Task statement: Please tally the lines in the records that include the word "JSON" and answer with the bare number.

Dataset rows for apps and sites:

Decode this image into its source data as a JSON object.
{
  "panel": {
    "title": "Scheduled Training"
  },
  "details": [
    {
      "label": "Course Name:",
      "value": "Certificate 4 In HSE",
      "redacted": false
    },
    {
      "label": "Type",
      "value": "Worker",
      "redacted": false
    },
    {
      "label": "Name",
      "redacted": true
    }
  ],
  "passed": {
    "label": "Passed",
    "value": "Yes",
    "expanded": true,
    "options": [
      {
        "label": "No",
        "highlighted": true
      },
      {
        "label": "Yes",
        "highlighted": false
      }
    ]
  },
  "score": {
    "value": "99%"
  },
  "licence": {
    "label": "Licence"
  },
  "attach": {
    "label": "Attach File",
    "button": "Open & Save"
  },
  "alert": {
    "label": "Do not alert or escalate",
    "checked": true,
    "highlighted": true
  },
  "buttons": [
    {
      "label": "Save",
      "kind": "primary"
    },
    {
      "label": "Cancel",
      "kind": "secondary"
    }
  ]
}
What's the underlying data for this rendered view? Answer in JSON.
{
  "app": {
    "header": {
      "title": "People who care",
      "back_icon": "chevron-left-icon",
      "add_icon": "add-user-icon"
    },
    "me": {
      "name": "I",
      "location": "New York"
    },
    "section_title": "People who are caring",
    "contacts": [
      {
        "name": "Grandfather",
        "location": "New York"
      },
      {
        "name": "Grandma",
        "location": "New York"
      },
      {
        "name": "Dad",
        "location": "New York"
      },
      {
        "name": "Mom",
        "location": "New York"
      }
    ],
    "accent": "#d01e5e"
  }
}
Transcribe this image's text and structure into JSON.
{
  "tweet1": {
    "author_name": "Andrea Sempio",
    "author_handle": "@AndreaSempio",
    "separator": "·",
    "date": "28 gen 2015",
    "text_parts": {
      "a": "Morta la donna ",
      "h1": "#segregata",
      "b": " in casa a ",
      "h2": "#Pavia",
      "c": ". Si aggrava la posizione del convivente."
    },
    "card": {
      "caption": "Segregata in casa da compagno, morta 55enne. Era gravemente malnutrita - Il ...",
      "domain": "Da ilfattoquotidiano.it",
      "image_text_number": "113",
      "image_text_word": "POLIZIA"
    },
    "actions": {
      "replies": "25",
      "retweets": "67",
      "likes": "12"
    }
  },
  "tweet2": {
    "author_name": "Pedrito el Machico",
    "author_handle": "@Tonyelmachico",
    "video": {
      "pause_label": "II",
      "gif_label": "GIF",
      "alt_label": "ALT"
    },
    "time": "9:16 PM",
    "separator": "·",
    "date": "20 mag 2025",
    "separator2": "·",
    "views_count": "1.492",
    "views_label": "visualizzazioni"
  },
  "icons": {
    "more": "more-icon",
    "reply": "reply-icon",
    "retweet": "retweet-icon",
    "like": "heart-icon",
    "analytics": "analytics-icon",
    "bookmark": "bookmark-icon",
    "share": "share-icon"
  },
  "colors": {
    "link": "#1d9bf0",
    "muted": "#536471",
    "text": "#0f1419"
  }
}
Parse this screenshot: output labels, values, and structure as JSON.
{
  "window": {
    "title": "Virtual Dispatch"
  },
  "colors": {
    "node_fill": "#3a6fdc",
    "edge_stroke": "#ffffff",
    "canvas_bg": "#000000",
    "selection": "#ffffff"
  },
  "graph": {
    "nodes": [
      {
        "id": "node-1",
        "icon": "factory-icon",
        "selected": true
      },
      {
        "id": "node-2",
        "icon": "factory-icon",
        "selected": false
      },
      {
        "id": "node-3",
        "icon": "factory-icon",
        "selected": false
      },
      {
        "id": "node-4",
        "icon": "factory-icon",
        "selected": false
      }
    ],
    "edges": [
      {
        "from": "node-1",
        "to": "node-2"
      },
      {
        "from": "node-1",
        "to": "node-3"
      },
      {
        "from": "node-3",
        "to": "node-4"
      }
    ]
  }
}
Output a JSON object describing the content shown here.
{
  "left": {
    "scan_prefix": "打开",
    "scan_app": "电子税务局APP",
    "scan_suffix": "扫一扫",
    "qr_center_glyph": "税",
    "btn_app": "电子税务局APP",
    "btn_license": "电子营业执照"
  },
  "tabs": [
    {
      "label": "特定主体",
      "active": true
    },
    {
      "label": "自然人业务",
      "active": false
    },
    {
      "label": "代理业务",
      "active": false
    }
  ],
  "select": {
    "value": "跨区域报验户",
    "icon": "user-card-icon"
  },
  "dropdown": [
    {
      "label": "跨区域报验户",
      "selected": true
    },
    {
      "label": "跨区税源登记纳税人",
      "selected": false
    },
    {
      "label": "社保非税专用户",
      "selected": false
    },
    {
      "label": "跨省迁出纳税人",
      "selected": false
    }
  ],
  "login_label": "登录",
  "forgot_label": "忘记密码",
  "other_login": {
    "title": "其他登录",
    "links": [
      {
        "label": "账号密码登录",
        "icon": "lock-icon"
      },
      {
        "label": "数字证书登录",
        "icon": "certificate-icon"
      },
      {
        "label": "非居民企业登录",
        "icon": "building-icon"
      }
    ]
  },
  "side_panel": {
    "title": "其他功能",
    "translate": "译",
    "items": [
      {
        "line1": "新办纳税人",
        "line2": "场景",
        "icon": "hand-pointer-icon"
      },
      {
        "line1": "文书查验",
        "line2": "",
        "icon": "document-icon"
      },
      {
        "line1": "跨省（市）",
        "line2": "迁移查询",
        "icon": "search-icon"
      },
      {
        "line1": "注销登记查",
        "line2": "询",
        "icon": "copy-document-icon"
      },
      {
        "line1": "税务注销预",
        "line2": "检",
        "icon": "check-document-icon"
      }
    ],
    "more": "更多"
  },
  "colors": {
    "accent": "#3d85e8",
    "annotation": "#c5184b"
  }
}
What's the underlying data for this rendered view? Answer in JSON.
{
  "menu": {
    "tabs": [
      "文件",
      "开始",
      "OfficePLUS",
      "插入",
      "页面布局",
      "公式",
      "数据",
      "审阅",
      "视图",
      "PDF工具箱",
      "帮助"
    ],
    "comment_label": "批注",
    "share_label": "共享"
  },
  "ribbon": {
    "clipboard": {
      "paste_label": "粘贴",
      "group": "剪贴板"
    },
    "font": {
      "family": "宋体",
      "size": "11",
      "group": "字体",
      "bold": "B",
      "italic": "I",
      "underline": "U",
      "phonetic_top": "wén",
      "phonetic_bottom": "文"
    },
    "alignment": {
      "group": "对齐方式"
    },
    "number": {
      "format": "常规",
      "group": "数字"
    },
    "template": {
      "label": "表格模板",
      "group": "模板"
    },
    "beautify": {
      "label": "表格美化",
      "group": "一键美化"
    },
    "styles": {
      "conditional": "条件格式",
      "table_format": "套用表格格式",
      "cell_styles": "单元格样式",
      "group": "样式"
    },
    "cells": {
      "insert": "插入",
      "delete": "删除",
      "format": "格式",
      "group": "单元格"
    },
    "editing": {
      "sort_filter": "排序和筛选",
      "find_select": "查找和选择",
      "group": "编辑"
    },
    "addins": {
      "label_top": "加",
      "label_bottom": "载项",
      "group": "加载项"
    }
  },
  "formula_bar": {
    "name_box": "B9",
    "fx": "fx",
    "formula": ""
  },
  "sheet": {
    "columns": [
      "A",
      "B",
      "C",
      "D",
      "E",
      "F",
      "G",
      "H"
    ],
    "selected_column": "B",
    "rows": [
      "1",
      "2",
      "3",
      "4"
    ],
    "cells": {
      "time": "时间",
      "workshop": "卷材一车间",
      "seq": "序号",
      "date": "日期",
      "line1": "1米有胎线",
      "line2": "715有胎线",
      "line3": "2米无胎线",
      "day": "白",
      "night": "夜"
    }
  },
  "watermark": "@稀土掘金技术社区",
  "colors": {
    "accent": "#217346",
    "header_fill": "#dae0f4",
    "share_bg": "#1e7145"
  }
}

Exercise answer: 6